◆ Task to complete ◆
Search for the word "ispv" in the entries. Each line that holds it should be copied.

____ Extracted data

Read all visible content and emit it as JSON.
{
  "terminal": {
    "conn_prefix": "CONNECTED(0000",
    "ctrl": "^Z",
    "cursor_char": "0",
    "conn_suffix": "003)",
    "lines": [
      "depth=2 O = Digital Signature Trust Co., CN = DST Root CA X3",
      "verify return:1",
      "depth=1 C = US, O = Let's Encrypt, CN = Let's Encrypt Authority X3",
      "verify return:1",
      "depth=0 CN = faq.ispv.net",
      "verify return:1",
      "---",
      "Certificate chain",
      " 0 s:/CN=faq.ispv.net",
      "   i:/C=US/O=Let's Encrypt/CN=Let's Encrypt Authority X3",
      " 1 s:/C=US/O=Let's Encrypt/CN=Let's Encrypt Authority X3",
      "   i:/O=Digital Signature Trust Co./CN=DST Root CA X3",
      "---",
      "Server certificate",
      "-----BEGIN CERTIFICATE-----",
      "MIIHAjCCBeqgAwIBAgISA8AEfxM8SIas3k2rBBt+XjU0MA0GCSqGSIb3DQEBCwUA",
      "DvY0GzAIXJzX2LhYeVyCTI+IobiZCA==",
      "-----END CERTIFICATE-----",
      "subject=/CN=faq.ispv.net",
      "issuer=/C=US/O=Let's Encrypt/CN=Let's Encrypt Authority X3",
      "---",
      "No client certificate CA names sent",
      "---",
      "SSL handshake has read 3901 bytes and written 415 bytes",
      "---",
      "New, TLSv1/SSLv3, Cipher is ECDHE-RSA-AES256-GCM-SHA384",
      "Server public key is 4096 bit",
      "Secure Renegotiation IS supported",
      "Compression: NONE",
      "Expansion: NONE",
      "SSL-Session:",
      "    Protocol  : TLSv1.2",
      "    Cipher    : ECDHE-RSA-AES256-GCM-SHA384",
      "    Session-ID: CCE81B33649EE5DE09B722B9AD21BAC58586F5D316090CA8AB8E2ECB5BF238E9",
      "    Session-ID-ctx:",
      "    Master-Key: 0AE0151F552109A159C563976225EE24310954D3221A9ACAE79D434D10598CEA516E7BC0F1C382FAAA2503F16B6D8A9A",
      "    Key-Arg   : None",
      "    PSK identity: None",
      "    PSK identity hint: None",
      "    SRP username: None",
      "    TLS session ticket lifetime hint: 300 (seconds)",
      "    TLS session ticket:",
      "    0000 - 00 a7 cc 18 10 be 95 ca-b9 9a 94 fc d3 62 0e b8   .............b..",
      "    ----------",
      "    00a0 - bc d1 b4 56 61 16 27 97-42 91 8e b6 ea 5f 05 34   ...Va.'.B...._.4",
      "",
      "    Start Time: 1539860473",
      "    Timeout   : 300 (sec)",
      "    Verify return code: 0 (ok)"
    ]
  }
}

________

◆ Exercise output ◆
      "depth=0 CN = faq.ispv.net",
      " 0 s:/CN=faq.ispv.net",
      "subject=/CN=faq.ispv.net",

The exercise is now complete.